Task to carry out: Write the entries out again exactly as they stand, but without the pictures.

Component data from apps and pages
------
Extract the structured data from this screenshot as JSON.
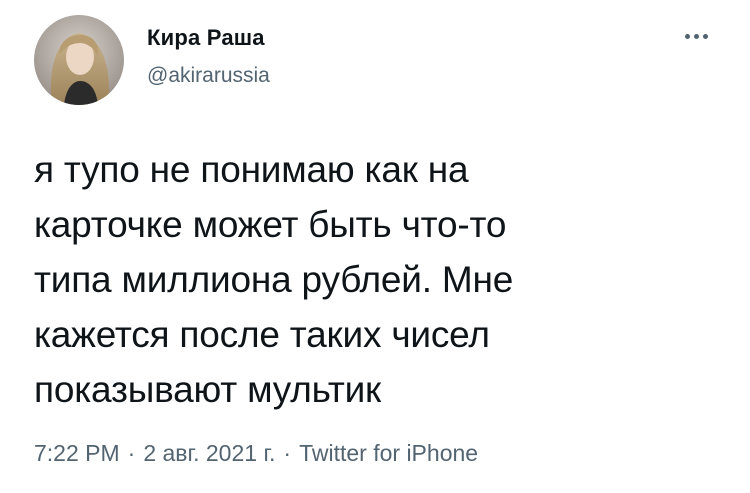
{
  "author": {
    "display_name": "Кира Раша",
    "handle": "@akirarussia"
  },
  "tweet": {
    "lines": [
      "я тупо не понимаю как на",
      "карточке может быть что-то",
      "типа миллиона рублей. Мне",
      "кажется после таких чисел",
      "показывают мультик"
    ]
  },
  "meta": {
    "time": "7:22 PM",
    "separator": "·",
    "date": "2 авг. 2021 г.",
    "source": "Twitter for iPhone"
  },
  "icons": {
    "more": "more-options-icon",
    "avatar": "avatar"
  },
  "colors": {
    "text": "#0f1419",
    "secondary": "#536471",
    "background": "#ffffff"
  }
}
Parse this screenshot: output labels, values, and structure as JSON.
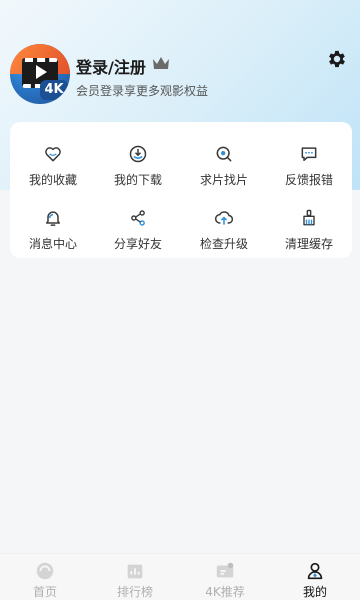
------
Completed task:
Extract the structured data from this screenshot as JSON.
{
  "author": {
    "display_name": "Кира Раша",
    "handle": "@akirarussia"
  },
  "tweet": {
    "lines": [
      "я тупо не понимаю как на",
      "карточке может быть что-то",
      "типа миллиона рублей. Мне",
      "кажется после таких чисел",
      "показывают мультик"
    ]
  },
  "meta": {
    "time": "7:22 PM",
    "separator": "·",
    "date": "2 авг. 2021 г.",
    "source": "Twitter for iPhone"
  },
  "icons": {
    "more": "more-options-icon",
    "avatar": "avatar"
  },
  "colors": {
    "text": "#0f1419",
    "secondary": "#536471",
    "background": "#ffffff"
  }
}
Parse this screenshot: output labels, values, and structure as JSON.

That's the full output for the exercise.